Although state government buildings and facilities define this district, it’s also home to the NC History Museum and the NC Museum of Natural Sciences. Combined, these two museums attract over 1.5 million visitors annually—more than any other attraction in the state of North Carolina. As the center of downtown, the Capital District is a short walk away from the hundreds of businesses, bars, and restaurants that fill the nearby downtown districts.

Central Downtown

North Carolina State Capitol Building, North Carolina Museum of History, North Carolina Museum of Natural Sciences, Centro, Virgil’s Original Taqueria, and a short walk to the Fayetteville Street District

Monarch’s Picks:
Longleaf Hotel and Lounge, State of Beer, and Taverna Agora


Peace University anchors the quietly hopping commercial centers of Seaboard Station and Person Street Plaza on this northern end of downtown Raleigh. This neighborhood offers some of Raleigh’s most beloved local businesses—from bakeries and restaurants to cycling and boutiques, and as more residents move in, more businesses will continue to set up shop.

Nearby subdivisions include the beautiful historic neighborhoods of Mordecai, Oakdale and Oakwood, and nearby residential developments Blount Street Commons (which includes row homes, lofts, and carriage homes), Elan City Center Apartments, and Peace Street Towne luxury townhomes.

In addition to the new residential developments, a mixed-use redevelopment of Seaboard Station will bring new life to the area with a boutique hotel, 650 apartments, and 90,000 square feet of restaurant and retail space.

North Downtown, 10-min walk north of the Capitol Building

Raleigh City Farm and Seaboard Station

Monarch’s Picks:
Oakwood Pizza Box, Logan’s Garden Shop and Cafe, Escazu, Stanbury, ish-Delicatessan, Krispy Kreme, Edge of Urge, Galatea, Oak City Cycling, Unlikely Professionals, and Crawford and Son’s from 5-time James Beard semifinalist Scott Crawford
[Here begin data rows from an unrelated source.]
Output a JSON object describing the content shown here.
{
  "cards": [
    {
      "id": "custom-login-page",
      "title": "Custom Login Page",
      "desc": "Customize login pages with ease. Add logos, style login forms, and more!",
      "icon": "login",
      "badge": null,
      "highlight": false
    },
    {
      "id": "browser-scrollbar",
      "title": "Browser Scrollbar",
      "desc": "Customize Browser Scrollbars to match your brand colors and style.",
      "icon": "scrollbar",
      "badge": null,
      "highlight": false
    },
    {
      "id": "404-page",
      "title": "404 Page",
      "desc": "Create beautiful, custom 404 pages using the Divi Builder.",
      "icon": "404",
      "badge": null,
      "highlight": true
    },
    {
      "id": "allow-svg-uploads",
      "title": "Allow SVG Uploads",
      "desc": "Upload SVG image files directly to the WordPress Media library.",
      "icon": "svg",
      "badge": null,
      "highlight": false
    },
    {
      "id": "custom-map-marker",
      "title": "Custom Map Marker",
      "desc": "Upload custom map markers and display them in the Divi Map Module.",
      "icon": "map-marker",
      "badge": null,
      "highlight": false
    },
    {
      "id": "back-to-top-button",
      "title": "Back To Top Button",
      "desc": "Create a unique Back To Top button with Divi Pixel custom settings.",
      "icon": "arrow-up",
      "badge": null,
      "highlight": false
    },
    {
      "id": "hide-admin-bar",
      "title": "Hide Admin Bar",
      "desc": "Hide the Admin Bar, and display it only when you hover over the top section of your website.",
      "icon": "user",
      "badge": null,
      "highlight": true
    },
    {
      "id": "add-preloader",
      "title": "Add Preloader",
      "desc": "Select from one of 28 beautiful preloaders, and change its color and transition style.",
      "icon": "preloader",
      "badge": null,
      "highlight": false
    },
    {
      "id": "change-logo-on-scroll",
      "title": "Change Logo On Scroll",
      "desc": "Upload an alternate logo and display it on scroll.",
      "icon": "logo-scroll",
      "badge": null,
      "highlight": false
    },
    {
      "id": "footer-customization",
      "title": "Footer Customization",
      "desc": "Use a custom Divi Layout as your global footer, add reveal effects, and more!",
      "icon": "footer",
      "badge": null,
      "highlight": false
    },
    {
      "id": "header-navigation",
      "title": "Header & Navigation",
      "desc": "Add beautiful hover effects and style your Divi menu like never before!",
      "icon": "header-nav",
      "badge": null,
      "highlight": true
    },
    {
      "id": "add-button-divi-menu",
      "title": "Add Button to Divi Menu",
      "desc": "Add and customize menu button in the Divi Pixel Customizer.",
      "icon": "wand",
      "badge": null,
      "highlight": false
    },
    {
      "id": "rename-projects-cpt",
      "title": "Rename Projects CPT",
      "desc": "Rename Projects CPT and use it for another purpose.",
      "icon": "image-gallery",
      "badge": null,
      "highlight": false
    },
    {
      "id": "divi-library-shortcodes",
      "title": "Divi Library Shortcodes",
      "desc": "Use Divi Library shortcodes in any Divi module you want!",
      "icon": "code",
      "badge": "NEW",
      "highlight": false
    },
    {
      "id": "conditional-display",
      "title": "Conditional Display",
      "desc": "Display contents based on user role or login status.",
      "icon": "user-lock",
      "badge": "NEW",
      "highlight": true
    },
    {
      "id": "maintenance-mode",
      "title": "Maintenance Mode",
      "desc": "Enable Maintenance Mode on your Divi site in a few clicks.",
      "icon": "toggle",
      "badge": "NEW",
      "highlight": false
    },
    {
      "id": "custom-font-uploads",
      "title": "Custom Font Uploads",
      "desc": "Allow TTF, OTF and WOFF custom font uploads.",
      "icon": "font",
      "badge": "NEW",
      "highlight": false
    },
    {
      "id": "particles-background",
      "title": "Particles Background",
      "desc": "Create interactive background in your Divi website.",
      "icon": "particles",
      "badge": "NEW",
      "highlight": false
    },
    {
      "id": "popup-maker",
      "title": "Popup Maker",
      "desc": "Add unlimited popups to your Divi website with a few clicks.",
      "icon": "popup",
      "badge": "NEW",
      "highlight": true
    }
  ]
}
Sitting just northwest of the Capitol building, Glenwood South describes both a street name and a vibe; it has an identity all of its own within Downtown Raleigh—and maybe even two identities. While in the daylight, Glenwood South draws people to business lunch spots, art galleries, and boutique stores, at night, it’s lit—literally. Neon signs invite social club goers, and live music escapes into the streets. As the weekends turn late-night, sidewalks fill up with dancers queueing behind velvet ropes.

This neighborhood has long been considered an entertainment district, but in the last decade, it’s shifted toward supporting more residential units. Residents of this district can enjoy the cooperation of the Glenwood South Neighborhood Collaborative (GSNC), which provides residents and businesses a platform to communicate and work together to shape the future of the neighborhood. This collaborative will continue to expand; over 1,300 new units have recently been delivered or are under construction.

Northwest Downtown, 15-min walk west of the Capitol Building

42nd St Oyster Bar and Tin Roof

Monarch’s Picks:
Cortez Seafood and Cocktail from James Beard-nominated Oscar Diaz, Revolver Consignment, and Raleigh Wine Shop